MOSSAD confirms that the body found in the trunk of the Saab was that of GALAN, ISSADORE—a former MOSSAD agent currently in the employ of the Italian Carabinieri in Venice. BDS officers from the Vienna station have been dispatched to Venice to interview the local officials.
As GALAN, ISSADORE, was an Israeli citizen, The MOSSAD have expressed a desire to assist us in our inquiries into this matter. As a courtesy and at the request of the Consulate, we have notified the MOSSAD of DALTON’s last known GPS coordinates, as well as a description of his vehicle.
Actions considered at this time/date after consultation with Commander PEARSON, DD of Clandestine Services, and his Adviser Pro Tem, D. CATHER, former DD of Clandestine, with the DNI in attendance, include but are not limited to the possibility of an official Joint Task Force Liaison with elements of the FBI, the BDS, and the Justice Department, under the aegis of the Audit Committee’s Official Mandate: (op cit: Presidential Finding F2391).
No conclusion has as yet been reached, pending final decisions from POTUS/DNI.
The Secretariat, having consulted with General Counsel Dir/CIA Justice and DNI, takes note that new POTUS Intelligence ROE Policy mandates that, since all subsequent events that occurred in the early hours of the following morning had their predicate cause in DALTON’s aggressive response to the possibility of surveillance by Parties Unknown to him, Presidential Finding F2391 requires that legal responsibility for these outcomes must devolve upon DALTON and not upon this Agency or the U.S. Government, since DALTON was not acting in any official capacity as a CIA employee but as a private citizen.
no legal responsibility for and offer no protection to
DALTON, MICAH, in this matter. This is the

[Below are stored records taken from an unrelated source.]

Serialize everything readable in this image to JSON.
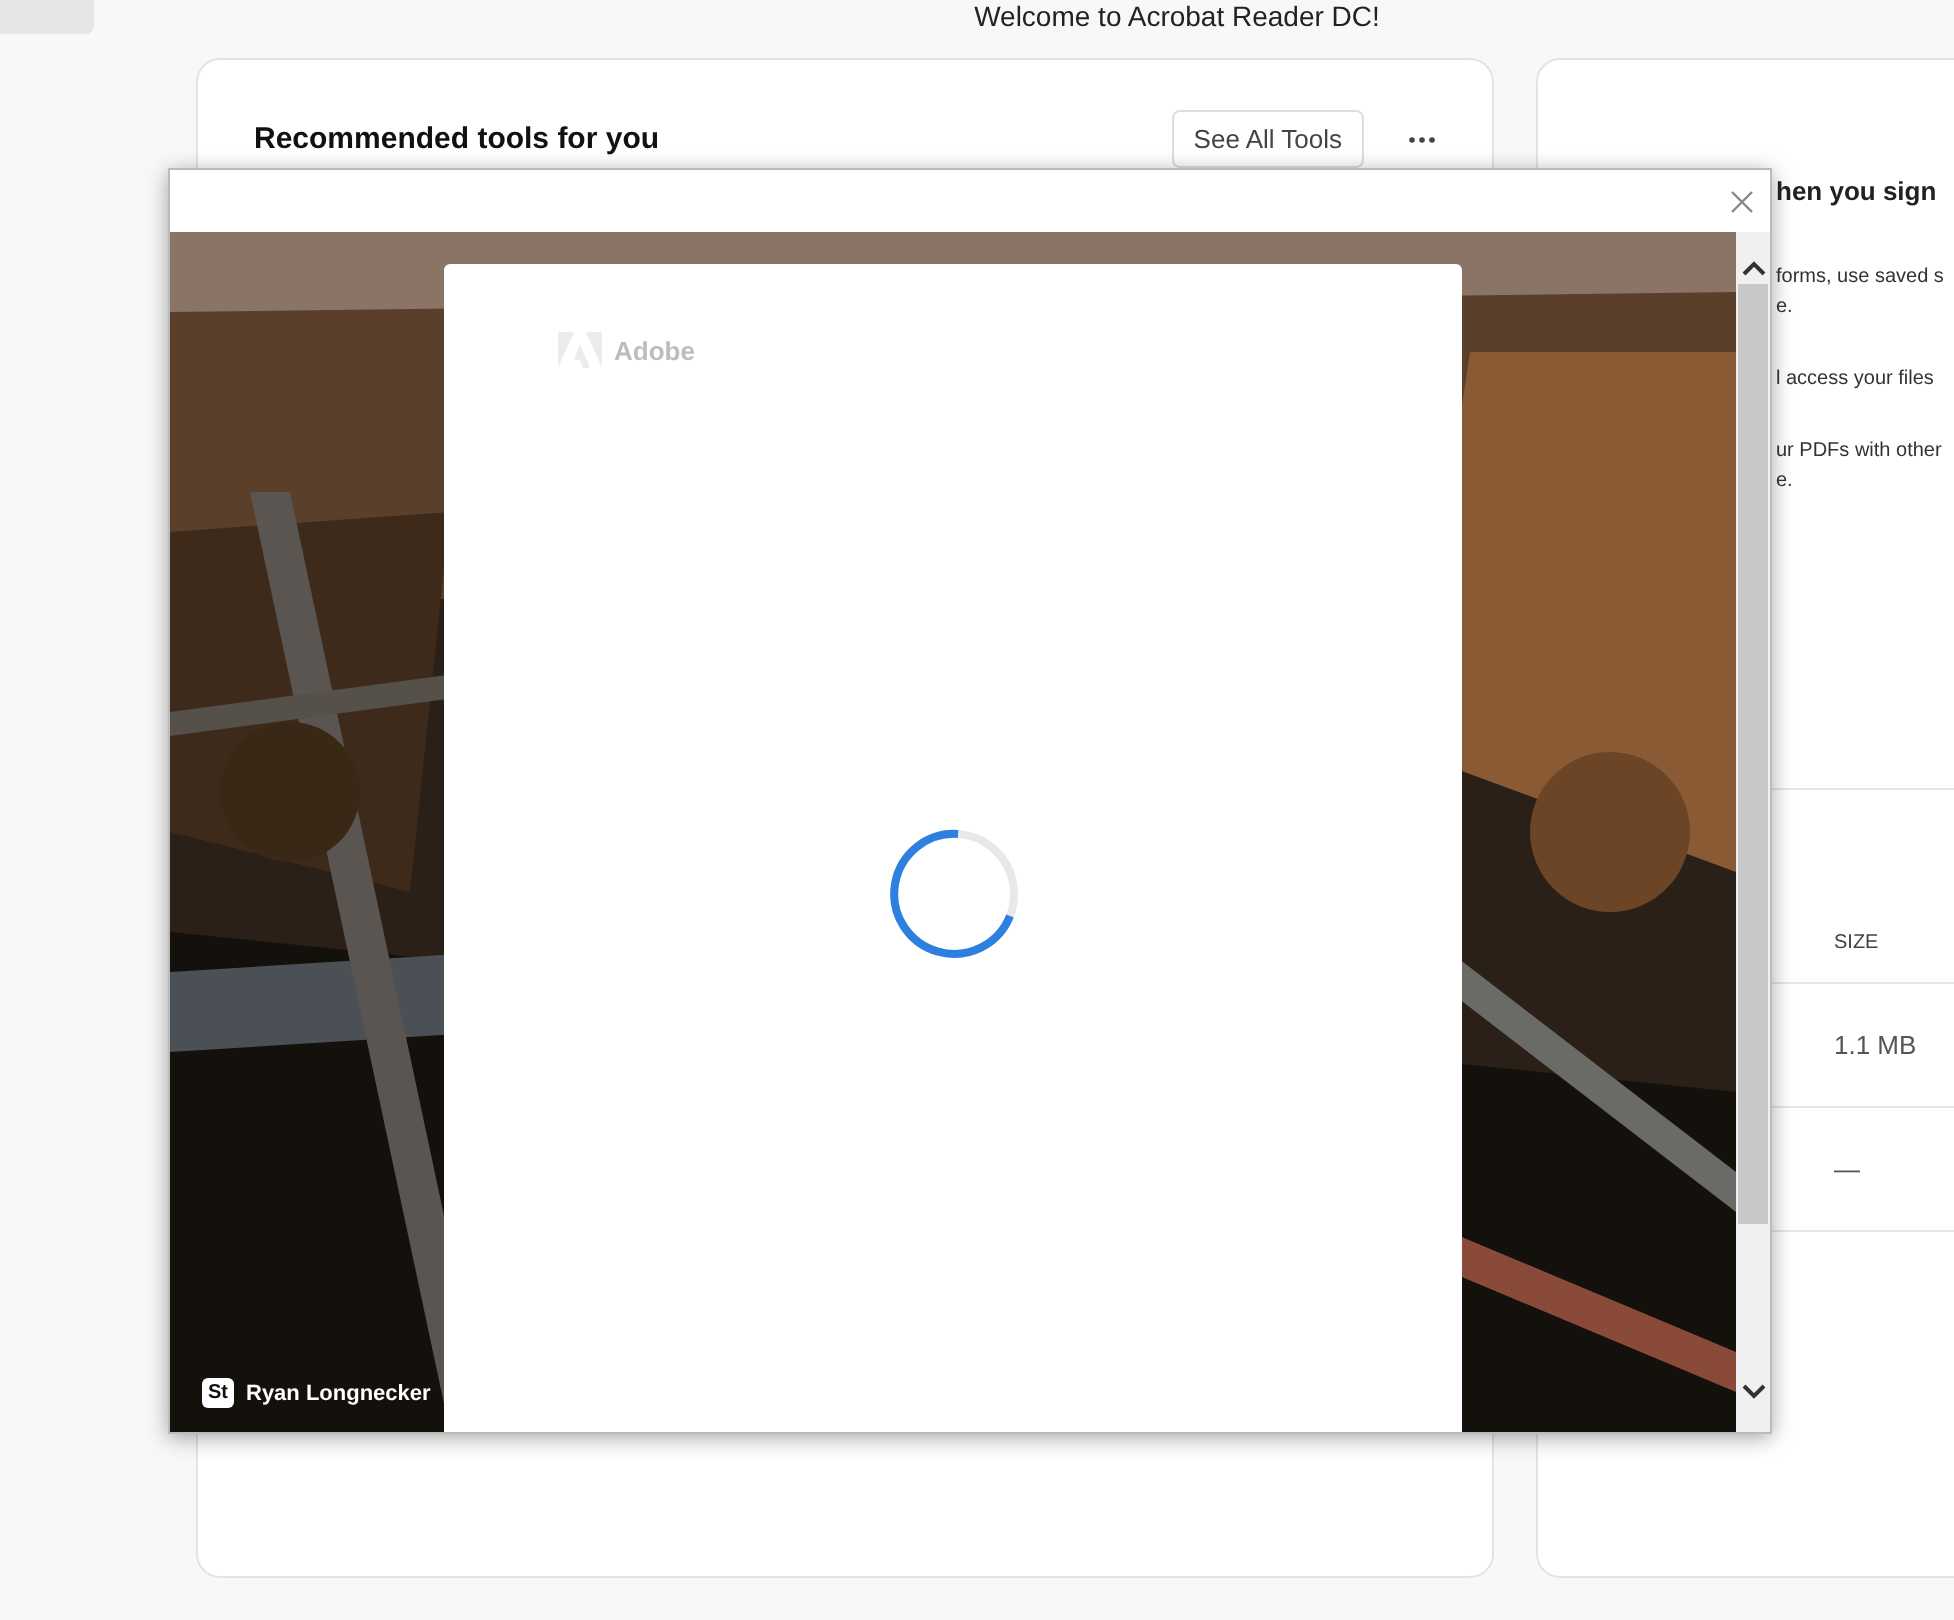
{
  "welcome": "Welcome to Acrobat Reader DC!",
  "tools_card": {
    "title": "Recommended tools for you",
    "button": "See All Tools"
  },
  "signin_card": {
    "heading": "hen you sign",
    "paragraphs": [
      [
        "forms, use saved s",
        "e."
      ],
      [
        "l access your files"
      ],
      [
        "ur PDFs with other",
        "e."
      ]
    ]
  },
  "files_table": {
    "column": "SIZE",
    "rows": [
      "1.1 MB",
      "—"
    ]
  },
  "dialog": {
    "brand": "Adobe",
    "badge": "St",
    "credit": "Ryan Longnecker"
  }
}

of the United States Government and as such will be communicated to the relevant authorities in Vienna, the UN, Tel Aviv, INTERPOL, and the ICC officials in Bonn. No statement will be issued to the media or the press concerning this matter until it has been resolved by the investigating authorities or by external events.
MARIAH VALE/OD/DD/EXECUTIVE SECRETARIAT